The oyster populations from Maine to Florida has shrunk to less than 10% of its historic size. (nulovetoyo/Adobe Stock)
June 24, 2019

NEW YORK – The efforts to restore shellfish to New York Harbor and Long Island have made real progress, but there's still a long way to go.

Long before New York City was The Big Apple, it was known as The Big Oyster.

New York Harbor once had more than 200,000 acres of oyster reefs and Long Island was a major source of clams and oysters.

But by the early 1900s, the New York Harbor oysters were gone, the reefs were dredged or covered with silt and Long Island shellfish were seriously depleted.

Then in 2017, Gov. Andrew Cuomo announced a $10.4 million project to restore shellfish populations.

According to Chris Gobler, chair of Coastal Ecology and Conservation at Stony Brook University, that marked a turning point.

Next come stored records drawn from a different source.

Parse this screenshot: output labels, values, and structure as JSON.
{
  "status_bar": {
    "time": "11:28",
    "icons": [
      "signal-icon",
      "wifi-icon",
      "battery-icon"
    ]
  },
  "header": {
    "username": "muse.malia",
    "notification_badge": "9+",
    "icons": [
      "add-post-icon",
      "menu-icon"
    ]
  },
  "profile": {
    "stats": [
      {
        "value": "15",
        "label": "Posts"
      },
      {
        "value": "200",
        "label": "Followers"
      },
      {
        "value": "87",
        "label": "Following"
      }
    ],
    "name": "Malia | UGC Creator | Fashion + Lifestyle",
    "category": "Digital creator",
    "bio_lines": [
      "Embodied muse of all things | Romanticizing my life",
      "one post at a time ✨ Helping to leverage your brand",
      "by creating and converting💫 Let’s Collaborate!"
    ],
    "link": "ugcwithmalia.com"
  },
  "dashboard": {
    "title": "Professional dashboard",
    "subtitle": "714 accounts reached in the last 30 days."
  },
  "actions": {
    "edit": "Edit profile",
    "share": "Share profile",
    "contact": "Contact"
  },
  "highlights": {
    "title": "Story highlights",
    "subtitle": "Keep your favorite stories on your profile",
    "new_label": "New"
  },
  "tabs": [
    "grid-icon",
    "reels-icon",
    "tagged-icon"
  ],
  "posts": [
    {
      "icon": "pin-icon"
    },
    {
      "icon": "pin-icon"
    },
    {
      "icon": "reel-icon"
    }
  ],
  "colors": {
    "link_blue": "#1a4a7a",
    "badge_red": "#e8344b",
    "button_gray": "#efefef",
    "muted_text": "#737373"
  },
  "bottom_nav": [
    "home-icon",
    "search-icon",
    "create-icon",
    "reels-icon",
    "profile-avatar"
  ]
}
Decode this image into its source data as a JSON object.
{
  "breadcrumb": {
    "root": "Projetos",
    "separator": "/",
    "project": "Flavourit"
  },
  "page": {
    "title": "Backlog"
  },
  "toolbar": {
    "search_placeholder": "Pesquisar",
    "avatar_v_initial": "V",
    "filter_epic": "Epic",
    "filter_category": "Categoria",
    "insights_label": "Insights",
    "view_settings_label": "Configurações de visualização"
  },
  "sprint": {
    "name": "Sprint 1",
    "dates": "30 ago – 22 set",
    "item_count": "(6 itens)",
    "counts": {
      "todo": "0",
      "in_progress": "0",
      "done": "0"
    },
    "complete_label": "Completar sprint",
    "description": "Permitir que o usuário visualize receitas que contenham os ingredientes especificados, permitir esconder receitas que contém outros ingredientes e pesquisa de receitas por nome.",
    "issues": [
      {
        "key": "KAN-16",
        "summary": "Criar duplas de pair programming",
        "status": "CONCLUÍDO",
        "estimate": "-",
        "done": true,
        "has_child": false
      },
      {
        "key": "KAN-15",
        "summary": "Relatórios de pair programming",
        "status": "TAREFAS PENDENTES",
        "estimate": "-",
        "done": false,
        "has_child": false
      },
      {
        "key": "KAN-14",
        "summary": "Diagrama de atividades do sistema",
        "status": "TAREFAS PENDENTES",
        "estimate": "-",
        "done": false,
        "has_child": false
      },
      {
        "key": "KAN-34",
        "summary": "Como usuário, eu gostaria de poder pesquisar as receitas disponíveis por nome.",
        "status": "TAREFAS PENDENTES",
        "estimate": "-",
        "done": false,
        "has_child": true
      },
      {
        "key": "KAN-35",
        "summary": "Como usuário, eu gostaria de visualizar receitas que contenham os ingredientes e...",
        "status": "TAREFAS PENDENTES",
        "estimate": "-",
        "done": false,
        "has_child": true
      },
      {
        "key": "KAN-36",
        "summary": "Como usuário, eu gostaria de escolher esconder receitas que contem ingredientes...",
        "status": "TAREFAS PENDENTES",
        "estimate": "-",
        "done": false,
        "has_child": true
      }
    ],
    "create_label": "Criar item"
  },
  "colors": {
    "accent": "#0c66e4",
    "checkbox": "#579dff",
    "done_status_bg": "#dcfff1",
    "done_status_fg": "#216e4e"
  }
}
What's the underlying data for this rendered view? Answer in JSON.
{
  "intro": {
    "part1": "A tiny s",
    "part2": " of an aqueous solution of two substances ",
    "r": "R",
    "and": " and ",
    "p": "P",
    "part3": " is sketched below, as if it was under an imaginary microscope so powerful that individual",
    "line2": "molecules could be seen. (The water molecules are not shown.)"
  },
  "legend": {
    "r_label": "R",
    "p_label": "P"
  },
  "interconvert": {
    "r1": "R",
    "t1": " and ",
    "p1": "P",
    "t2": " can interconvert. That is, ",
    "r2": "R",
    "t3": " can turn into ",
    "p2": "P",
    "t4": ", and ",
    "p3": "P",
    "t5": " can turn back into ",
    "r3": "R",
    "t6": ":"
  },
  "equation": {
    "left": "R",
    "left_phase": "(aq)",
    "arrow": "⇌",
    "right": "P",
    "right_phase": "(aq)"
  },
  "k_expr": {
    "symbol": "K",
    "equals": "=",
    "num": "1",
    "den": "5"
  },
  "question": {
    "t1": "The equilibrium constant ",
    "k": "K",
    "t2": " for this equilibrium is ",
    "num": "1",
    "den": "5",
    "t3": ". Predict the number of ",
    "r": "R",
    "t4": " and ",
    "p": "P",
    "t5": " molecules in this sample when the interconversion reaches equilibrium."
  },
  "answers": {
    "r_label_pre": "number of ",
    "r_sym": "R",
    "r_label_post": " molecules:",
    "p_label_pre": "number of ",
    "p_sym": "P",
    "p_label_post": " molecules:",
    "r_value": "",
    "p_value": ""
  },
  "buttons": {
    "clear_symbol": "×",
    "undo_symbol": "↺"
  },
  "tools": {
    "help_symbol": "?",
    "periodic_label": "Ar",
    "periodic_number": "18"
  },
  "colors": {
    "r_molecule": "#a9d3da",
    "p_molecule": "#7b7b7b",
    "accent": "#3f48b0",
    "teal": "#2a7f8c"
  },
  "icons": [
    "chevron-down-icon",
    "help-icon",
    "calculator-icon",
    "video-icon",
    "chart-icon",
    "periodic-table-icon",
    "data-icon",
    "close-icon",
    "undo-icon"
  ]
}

"With the launch of that program, it took the whole region from a position of recognizing a problem to devising and implementing a solution," he states.

This month, the restoration project reached a milestone with approximately half of the 1.6 million adult clams planned for the Bellport Bay shellfish sanctuary stocked.

In New York Harbor, there's an ambitious effort to restore 1 billion oysters by 2035.

Pete Malinowski, executive director of the Billion Oyster Project, says that working with a specialized high school on Governors Island they've restored 28.5 million oysters so far.

"We only have 971.5 million oysters to go before we reach our billion,” he states. “So, we're making good progress, but we need to restore oysters at a much larger scale in order to reach our goal."

Malinowski says the Billion Oyster Project has the ability to restore 25 million oysters a year. But while the governor's support has helped the project, the scale of restoration has been limited by state regulations.

Clams and oysters also have a tremendous cumulative impact on water quality. Each one filters several gallons of water each day.

Aaron Kornbluth, an officer with The Pew Charitable Trusts, notes that New York has emerged as a national leader in restoring shellfish populations.

"The next step is to bring together all of the various groups that are working on this to scale up and achieve the long-term goal of self-sustaining wild shellfish,” he states.

Kornbluth says when shellfish restoration-efforts are complete and with a boost from oyster farming, New York will be able to reclaim its title as oyster capital of the world.

Support for this reporting was provided by The Pew Charitable Trusts.

Andrea Sears, Public News Service - NY